Laka Reacts 2020 Winner of the Year
Independent Competition | Fall 2019
Team Members: Matt Turlock, Safia Dziri, assistance of Emiel Cockx

Can a bridge breath with the water it spans? Ark proposes a reactive architecture that preserves urban fabrics at risk of flooding while energizing existing spaces. The concept is simple. Create a bridge that expands public space during low water levels through gravity and folds closed under high tide water pressure, preserving passages of movement.

A protoype of Ark is sited in Hamburg, Germany, a former industrial port city that remembers the fatal damage of the 1962 North Sea Floods. The Ark in Hamburg directly connects the waterfront Elbphilharmonie by Herzog de Mueron with the developing mixed-use HafenCity project along the Elbe river, as these areas were formerly isolated by a large shipping port. The Elbe is tidally active and prone to flooding, with a differential in water height of up to 9 m from low tide to the 100-year flood condition.
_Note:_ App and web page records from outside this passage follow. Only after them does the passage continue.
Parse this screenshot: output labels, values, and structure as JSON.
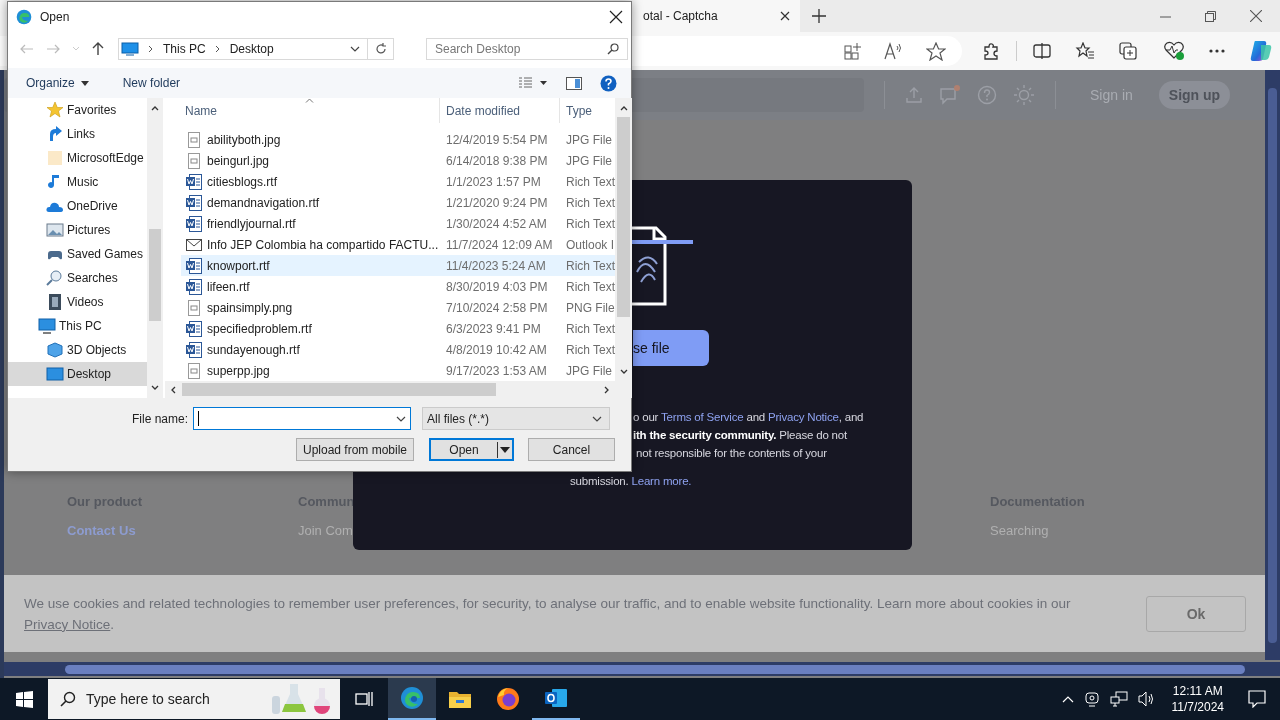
{
  "browser": {
    "tab_title": "otal - Captcha",
    "page_header": {
      "sign_in": "Sign in",
      "sign_up": "Sign up"
    },
    "modal": {
      "button": "se file",
      "lines": [
        [
          {
            "kind": "plain",
            "text": "o our "
          },
          {
            "kind": "link",
            "text": "Terms of Service"
          },
          {
            "kind": "plain",
            "text": " and "
          },
          {
            "kind": "link",
            "text": "Privacy Notice"
          },
          {
            "kind": "plain",
            "text": ", and"
          }
        ],
        [
          {
            "kind": "bold",
            "text": "ith the security community."
          },
          {
            "kind": "plain",
            "text": " Please do not"
          }
        ],
        [
          {
            "kind": "plain",
            "text": "not responsible for the contents of your"
          }
        ],
        [
          {
            "kind": "plain",
            "text": "submission. "
          },
          {
            "kind": "link",
            "text": "Learn more."
          }
        ]
      ]
    },
    "footer": [
      {
        "heading": "Our product",
        "links": [
          {
            "text": "Contact Us",
            "highlighted": true
          }
        ]
      },
      {
        "heading": "Commun",
        "links": [
          {
            "text": "Join Com",
            "highlighted": false
          }
        ]
      },
      {
        "heading": "Documentation",
        "links": [
          {
            "text": "Searching",
            "highlighted": false
          }
        ]
      }
    ],
    "cookie_banner": {
      "text": "We use cookies and related technologies to remember user preferences, for security, to analyse our traffic, and to enable website functionality. Learn more about cookies in our ",
      "link": "Privacy Notice",
      "after": ".",
      "button": "Ok"
    }
  },
  "dialog": {
    "title": "Open",
    "path": [
      "This PC",
      "Desktop"
    ],
    "search_placeholder": "Search Desktop",
    "organize": "Organize",
    "new_folder": "New folder",
    "nav": [
      {
        "label": "Favorites",
        "kind": "star",
        "selected": false
      },
      {
        "label": "Links",
        "kind": "link",
        "selected": false
      },
      {
        "label": "MicrosoftEdge",
        "kind": "folder",
        "selected": false
      },
      {
        "label": "Music",
        "kind": "music",
        "selected": false
      },
      {
        "label": "OneDrive",
        "kind": "cloud",
        "selected": false
      },
      {
        "label": "Pictures",
        "kind": "pictures",
        "selected": false
      },
      {
        "label": "Saved Games",
        "kind": "games",
        "selected": false
      },
      {
        "label": "Searches",
        "kind": "search",
        "selected": false
      },
      {
        "label": "Videos",
        "kind": "video",
        "selected": false
      },
      {
        "label": "This PC",
        "kind": "pc",
        "selected": false,
        "children": [
          {
            "label": "3D Objects",
            "kind": "cube",
            "selected": false
          },
          {
            "label": "Desktop",
            "kind": "desktop",
            "selected": true
          }
        ]
      }
    ],
    "columns": [
      "Name",
      "Date modified",
      "Type"
    ],
    "files": [
      {
        "name": "abilityboth.jpg",
        "date": "12/4/2019 5:54 PM",
        "type": "JPG File",
        "kind": "image",
        "selected": false
      },
      {
        "name": "beingurl.jpg",
        "date": "6/14/2018 9:38 PM",
        "type": "JPG File",
        "kind": "image",
        "selected": false
      },
      {
        "name": "citiesblogs.rtf",
        "date": "1/1/2023 1:57 PM",
        "type": "Rich Text",
        "kind": "doc",
        "selected": false
      },
      {
        "name": "demandnavigation.rtf",
        "date": "1/21/2020 9:24 PM",
        "type": "Rich Text",
        "kind": "doc",
        "selected": false
      },
      {
        "name": "friendlyjournal.rtf",
        "date": "1/30/2024 4:52 AM",
        "type": "Rich Text",
        "kind": "doc",
        "selected": false
      },
      {
        "name": "Info JEP Colombia ha compartido FACTU...",
        "date": "11/7/2024 12:09 AM",
        "type": "Outlook I",
        "kind": "mail",
        "selected": false
      },
      {
        "name": "knowport.rtf",
        "date": "11/4/2023 5:24 AM",
        "type": "Rich Text",
        "kind": "doc",
        "selected": true
      },
      {
        "name": "lifeen.rtf",
        "date": "8/30/2019 4:03 PM",
        "type": "Rich Text",
        "kind": "doc",
        "selected": false
      },
      {
        "name": "spainsimply.png",
        "date": "7/10/2024 2:58 PM",
        "type": "PNG File",
        "kind": "image",
        "selected": false
      },
      {
        "name": "specifiedproblem.rtf",
        "date": "6/3/2023 9:41 PM",
        "type": "Rich Text",
        "kind": "doc",
        "selected": false
      },
      {
        "name": "sundayenough.rtf",
        "date": "4/8/2019 10:42 AM",
        "type": "Rich Text",
        "kind": "doc",
        "selected": false
      },
      {
        "name": "superpp.jpg",
        "date": "9/17/2023 1:53 AM",
        "type": "JPG File",
        "kind": "image",
        "selected": false
      }
    ],
    "file_name_label": "File name:",
    "filter": "All files (*.*)",
    "buttons": {
      "upload": "Upload from mobile",
      "open": "Open",
      "cancel": "Cancel"
    }
  },
  "taskbar": {
    "search_placeholder": "Type here to search",
    "apps": [
      {
        "kind": "taskview",
        "active": false,
        "running": false
      },
      {
        "kind": "edge",
        "active": true,
        "running": true
      },
      {
        "kind": "explorer",
        "active": false,
        "running": false
      },
      {
        "kind": "firefox",
        "active": false,
        "running": false
      },
      {
        "kind": "outlook",
        "active": false,
        "running": true
      }
    ],
    "time": "12:11 AM",
    "date": "11/7/2024"
  }
}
Site Plan

The bending of the bridge is a promising ground for formal design. The central axis plunges towards the water while the edges rise towards the sky, mimicking gentle waves. Variations in profile enable access to the water for ferries and families at low tide, and as the waters rise, the bridge folds over the walkway in a protective embrace. Bending occurs primarily around the central axis, and as the bridge constricts, it becomes a sinuous curve in plan. Below, the bridge is loaded and structurally analyzed to form find and determine member forces (blue = tension, red = compression). 

Complex behavior is enabled by an assembly of flexible parts and unique expansion details, raising construction to an art form. The primary ribs consist of kerfed laminated beams sandwiching a carbon fiber plate. The combination provides flexibility, rigidity, and the ability to lock extreme shapes as wood kerfs fully close. A tensile membrane is sealed to the carbon fiber plate edge, providing the necessary waterproofing. Wood steps at variable rotations are introduced on sliding dowels between ribs, offering seating and a variegated façade system.

Material and Structural Details

Bridge Elevation

Team Contributions:  

Matt Turlock design, rendering, structural analysis and diagramming, animation

Safia Dziri- design, diagramming

Megan Stenftenagel - design, rendering, site analysis and plan

Emiel Cockx - design input

 

JULY 2020